If you're using a PS4 and a headset, you'll be able to connect a pair of headphones directly to your controller, meaning you won't need any additional adapters or cables.
1.5 Connecting a video switch box for a console without HDMI
Sometimes you need something to convert to HDMI or DVI to connect the old console to the new display and need many converters for that. Alternatively, older multi-panel support boxes can also be purchased with one HDMI or DVI output for the display. Besides, there are still some video converter boxes that can also support audio connection.
1.6 Get the right cable
The consoles can only come with one video cable. The PS3 may come with a composite cable, but it does support HDMI. Purchase the necessary cables to make the best quality and easy connection to the monitor.
HDMI cables work the same for all HDMI-enabled devices. Older connection types will require a specific console connection cable. Furthermore, if the console only has HDMI and the monitor only supports DVI, then an HDMI to DVI adapter or special cable can be purchased.
2. Connecting the panel
2.1 Connect HDMI cable to both console and monitor
If you are using HDMI, it will take time to connect your console. Plugging the HDMI cable into your console and the other end will come into your monitor.
Skip to the next part after connecting for the sound to work.
2.2 Connect the console video cable to the switch box
For most older consoles, you will connect to the display via a switch box. Match the color of the plug to the converter box. Make sure all console plugs are in the same INPUT group on the switch box.
Many switch boxes also have an aisle for connecting to a computer. This allows the display of the monitor to be switched between the computer and the console. If the box supports this feature, be sure to connect the box to the computer monitor port.
2.3 Connecting the switch box to the monitor
Use an HDMI, DVI, or VGA cable (depending on the box) to connect the monitor to the OUTPUT or MONITOR port of the converter box. Make sure the monitor is off if the VGA cable is plugged in.
2.4 Select the correct input
Select the correct input to see the console screen. If there's only one input, you'll see your console as the monitor and the console enabled.
3. Receive sound
3.1 Connect a separate audio cable for HDMI connection
The audio cable needs to be dedicated to the console. If you can use composite or component cables to transmit the audio signal when connecting via HDMI. Newer consoles also only support a dedicated optical connection for audio.

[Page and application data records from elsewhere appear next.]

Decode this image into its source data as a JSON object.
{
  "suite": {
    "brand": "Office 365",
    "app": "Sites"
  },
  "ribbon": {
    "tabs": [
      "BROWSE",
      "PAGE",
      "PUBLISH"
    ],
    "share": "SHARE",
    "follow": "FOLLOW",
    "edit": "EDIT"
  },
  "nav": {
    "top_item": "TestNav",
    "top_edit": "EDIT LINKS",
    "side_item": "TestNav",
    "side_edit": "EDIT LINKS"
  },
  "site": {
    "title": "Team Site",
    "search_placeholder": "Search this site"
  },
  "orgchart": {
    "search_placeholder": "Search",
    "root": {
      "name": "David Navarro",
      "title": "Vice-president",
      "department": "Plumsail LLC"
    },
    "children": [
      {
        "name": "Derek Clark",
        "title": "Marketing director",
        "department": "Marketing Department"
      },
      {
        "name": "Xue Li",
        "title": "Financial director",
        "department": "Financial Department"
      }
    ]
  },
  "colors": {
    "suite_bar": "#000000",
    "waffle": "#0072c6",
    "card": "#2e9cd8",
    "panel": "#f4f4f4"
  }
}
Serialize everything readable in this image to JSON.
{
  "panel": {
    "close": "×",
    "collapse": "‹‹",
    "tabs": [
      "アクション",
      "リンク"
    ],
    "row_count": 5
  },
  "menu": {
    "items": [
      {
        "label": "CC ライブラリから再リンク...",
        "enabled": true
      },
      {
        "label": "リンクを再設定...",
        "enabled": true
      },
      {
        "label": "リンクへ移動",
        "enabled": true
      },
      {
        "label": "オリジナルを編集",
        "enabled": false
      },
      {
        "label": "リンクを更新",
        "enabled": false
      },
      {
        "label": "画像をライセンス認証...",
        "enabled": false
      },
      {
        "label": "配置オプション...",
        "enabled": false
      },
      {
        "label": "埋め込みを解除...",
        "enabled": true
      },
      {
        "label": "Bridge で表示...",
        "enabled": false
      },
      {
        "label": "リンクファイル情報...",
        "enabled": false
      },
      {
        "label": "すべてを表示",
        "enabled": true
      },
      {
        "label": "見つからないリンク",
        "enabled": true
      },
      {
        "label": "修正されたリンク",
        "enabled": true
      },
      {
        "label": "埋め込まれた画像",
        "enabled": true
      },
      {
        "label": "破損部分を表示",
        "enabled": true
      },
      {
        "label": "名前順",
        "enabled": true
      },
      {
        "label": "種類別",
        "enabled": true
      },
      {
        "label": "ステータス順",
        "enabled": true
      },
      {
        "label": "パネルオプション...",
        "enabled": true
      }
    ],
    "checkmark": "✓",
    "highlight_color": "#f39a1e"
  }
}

3.2 Connecting the audio cable to the adapter
In general, switch boxes will have inputs and outputs. Connect the two audio cables (Red and White) to the appropriate plugs on the Input side of the box.

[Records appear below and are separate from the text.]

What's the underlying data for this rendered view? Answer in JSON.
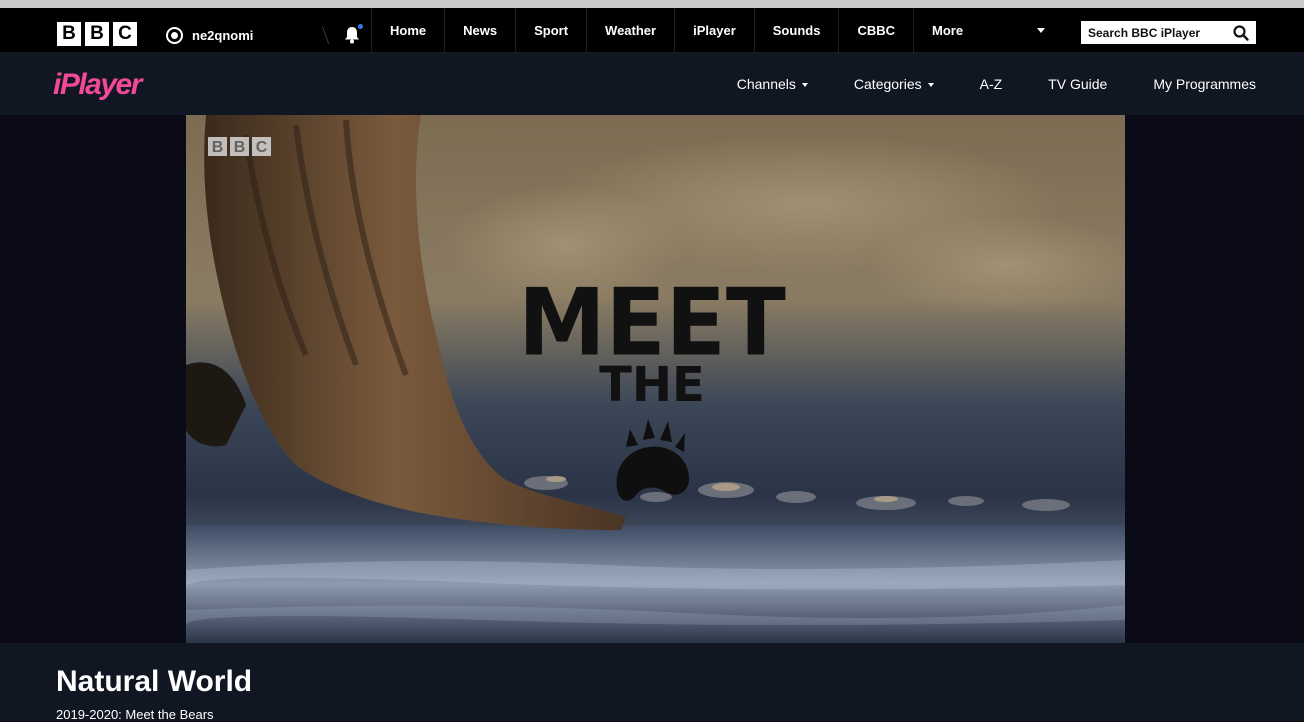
{
  "global_bar": {
    "logo_letters": [
      "B",
      "B",
      "C"
    ],
    "account_name": "ne2qnomi",
    "nav": [
      "Home",
      "News",
      "Sport",
      "Weather",
      "iPlayer",
      "Sounds",
      "CBBC",
      "More"
    ],
    "search_placeholder": "Search BBC iPlayer",
    "notification_dot_color": "#2b7de9"
  },
  "iplayer_bar": {
    "logo_text": "iPlayer",
    "logo_color": "#f54997",
    "nav": {
      "channels": "Channels",
      "categories": "Categories",
      "az": "A-Z",
      "tv_guide": "TV Guide",
      "my_programmes": "My Programmes"
    }
  },
  "player": {
    "watermark": "BBC",
    "title_card": [
      "MEET",
      "THE"
    ],
    "title_card_icon": "bear-paw-icon"
  },
  "programme": {
    "title": "Natural World",
    "subtitle": "2019-2020: Meet the Bears"
  }
}
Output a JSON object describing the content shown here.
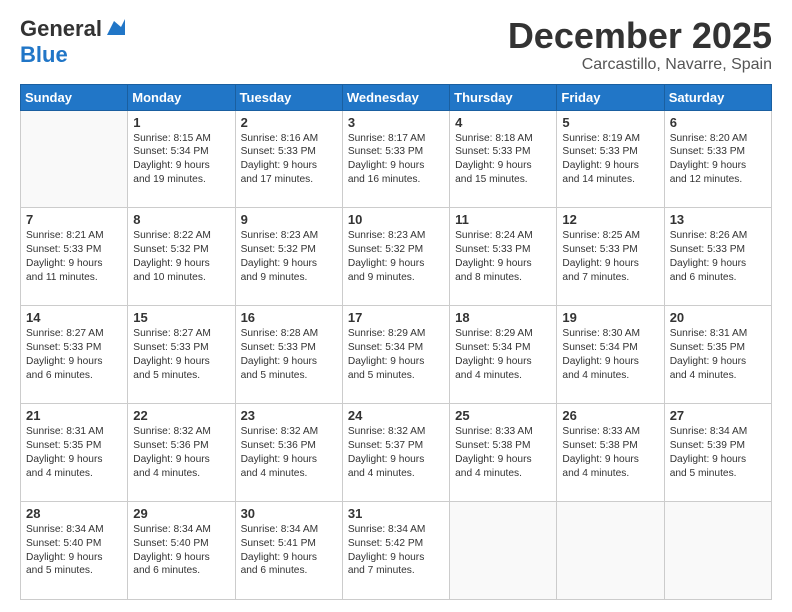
{
  "header": {
    "logo_general": "General",
    "logo_blue": "Blue",
    "title": "December 2025",
    "location": "Carcastillo, Navarre, Spain"
  },
  "days_of_week": [
    "Sunday",
    "Monday",
    "Tuesday",
    "Wednesday",
    "Thursday",
    "Friday",
    "Saturday"
  ],
  "weeks": [
    [
      {
        "day": "",
        "info": ""
      },
      {
        "day": "1",
        "info": "Sunrise: 8:15 AM\nSunset: 5:34 PM\nDaylight: 9 hours\nand 19 minutes."
      },
      {
        "day": "2",
        "info": "Sunrise: 8:16 AM\nSunset: 5:33 PM\nDaylight: 9 hours\nand 17 minutes."
      },
      {
        "day": "3",
        "info": "Sunrise: 8:17 AM\nSunset: 5:33 PM\nDaylight: 9 hours\nand 16 minutes."
      },
      {
        "day": "4",
        "info": "Sunrise: 8:18 AM\nSunset: 5:33 PM\nDaylight: 9 hours\nand 15 minutes."
      },
      {
        "day": "5",
        "info": "Sunrise: 8:19 AM\nSunset: 5:33 PM\nDaylight: 9 hours\nand 14 minutes."
      },
      {
        "day": "6",
        "info": "Sunrise: 8:20 AM\nSunset: 5:33 PM\nDaylight: 9 hours\nand 12 minutes."
      }
    ],
    [
      {
        "day": "7",
        "info": "Sunrise: 8:21 AM\nSunset: 5:33 PM\nDaylight: 9 hours\nand 11 minutes."
      },
      {
        "day": "8",
        "info": "Sunrise: 8:22 AM\nSunset: 5:32 PM\nDaylight: 9 hours\nand 10 minutes."
      },
      {
        "day": "9",
        "info": "Sunrise: 8:23 AM\nSunset: 5:32 PM\nDaylight: 9 hours\nand 9 minutes."
      },
      {
        "day": "10",
        "info": "Sunrise: 8:23 AM\nSunset: 5:32 PM\nDaylight: 9 hours\nand 9 minutes."
      },
      {
        "day": "11",
        "info": "Sunrise: 8:24 AM\nSunset: 5:33 PM\nDaylight: 9 hours\nand 8 minutes."
      },
      {
        "day": "12",
        "info": "Sunrise: 8:25 AM\nSunset: 5:33 PM\nDaylight: 9 hours\nand 7 minutes."
      },
      {
        "day": "13",
        "info": "Sunrise: 8:26 AM\nSunset: 5:33 PM\nDaylight: 9 hours\nand 6 minutes."
      }
    ],
    [
      {
        "day": "14",
        "info": "Sunrise: 8:27 AM\nSunset: 5:33 PM\nDaylight: 9 hours\nand 6 minutes."
      },
      {
        "day": "15",
        "info": "Sunrise: 8:27 AM\nSunset: 5:33 PM\nDaylight: 9 hours\nand 5 minutes."
      },
      {
        "day": "16",
        "info": "Sunrise: 8:28 AM\nSunset: 5:33 PM\nDaylight: 9 hours\nand 5 minutes."
      },
      {
        "day": "17",
        "info": "Sunrise: 8:29 AM\nSunset: 5:34 PM\nDaylight: 9 hours\nand 5 minutes."
      },
      {
        "day": "18",
        "info": "Sunrise: 8:29 AM\nSunset: 5:34 PM\nDaylight: 9 hours\nand 4 minutes."
      },
      {
        "day": "19",
        "info": "Sunrise: 8:30 AM\nSunset: 5:34 PM\nDaylight: 9 hours\nand 4 minutes."
      },
      {
        "day": "20",
        "info": "Sunrise: 8:31 AM\nSunset: 5:35 PM\nDaylight: 9 hours\nand 4 minutes."
      }
    ],
    [
      {
        "day": "21",
        "info": "Sunrise: 8:31 AM\nSunset: 5:35 PM\nDaylight: 9 hours\nand 4 minutes."
      },
      {
        "day": "22",
        "info": "Sunrise: 8:32 AM\nSunset: 5:36 PM\nDaylight: 9 hours\nand 4 minutes."
      },
      {
        "day": "23",
        "info": "Sunrise: 8:32 AM\nSunset: 5:36 PM\nDaylight: 9 hours\nand 4 minutes."
      },
      {
        "day": "24",
        "info": "Sunrise: 8:32 AM\nSunset: 5:37 PM\nDaylight: 9 hours\nand 4 minutes."
      },
      {
        "day": "25",
        "info": "Sunrise: 8:33 AM\nSunset: 5:38 PM\nDaylight: 9 hours\nand 4 minutes."
      },
      {
        "day": "26",
        "info": "Sunrise: 8:33 AM\nSunset: 5:38 PM\nDaylight: 9 hours\nand 4 minutes."
      },
      {
        "day": "27",
        "info": "Sunrise: 8:34 AM\nSunset: 5:39 PM\nDaylight: 9 hours\nand 5 minutes."
      }
    ],
    [
      {
        "day": "28",
        "info": "Sunrise: 8:34 AM\nSunset: 5:40 PM\nDaylight: 9 hours\nand 5 minutes."
      },
      {
        "day": "29",
        "info": "Sunrise: 8:34 AM\nSunset: 5:40 PM\nDaylight: 9 hours\nand 6 minutes."
      },
      {
        "day": "30",
        "info": "Sunrise: 8:34 AM\nSunset: 5:41 PM\nDaylight: 9 hours\nand 6 minutes."
      },
      {
        "day": "31",
        "info": "Sunrise: 8:34 AM\nSunset: 5:42 PM\nDaylight: 9 hours\nand 7 minutes."
      },
      {
        "day": "",
        "info": ""
      },
      {
        "day": "",
        "info": ""
      },
      {
        "day": "",
        "info": ""
      }
    ]
  ]
}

3.3 Connect your speakers or headphones to the output of the box
To match speaker plugs by color if computer speakers are connected. Therefore, when connecting headphones, use the green plug on the adapter. Also, some converters only output a single plug, in which case you can simply plug your speakers or headphones into it.
3.4 Set console audio output (HDMI connection)
You'll need to adjust the console's settings so that it outputs audio via an audio cable instead of an HDMI cable. Because the process of changing the console's audio output varies depending on the console. Generally, this option can be found in the Sound settings in the main Settings menu of the control panel.
Finally, if you want to quickly adjust any settings. You can customize the shortcuts in the on-screen display of your monitor.
To set up keyboard shortcuts, open the OSD and look for the Shortcuts option if your screen allows it. It will provide several assignable locations for several different features for quick access. From there, your monitor can also help. Custom settings allow you to create several "configurations" based on your preferences for different games or activities.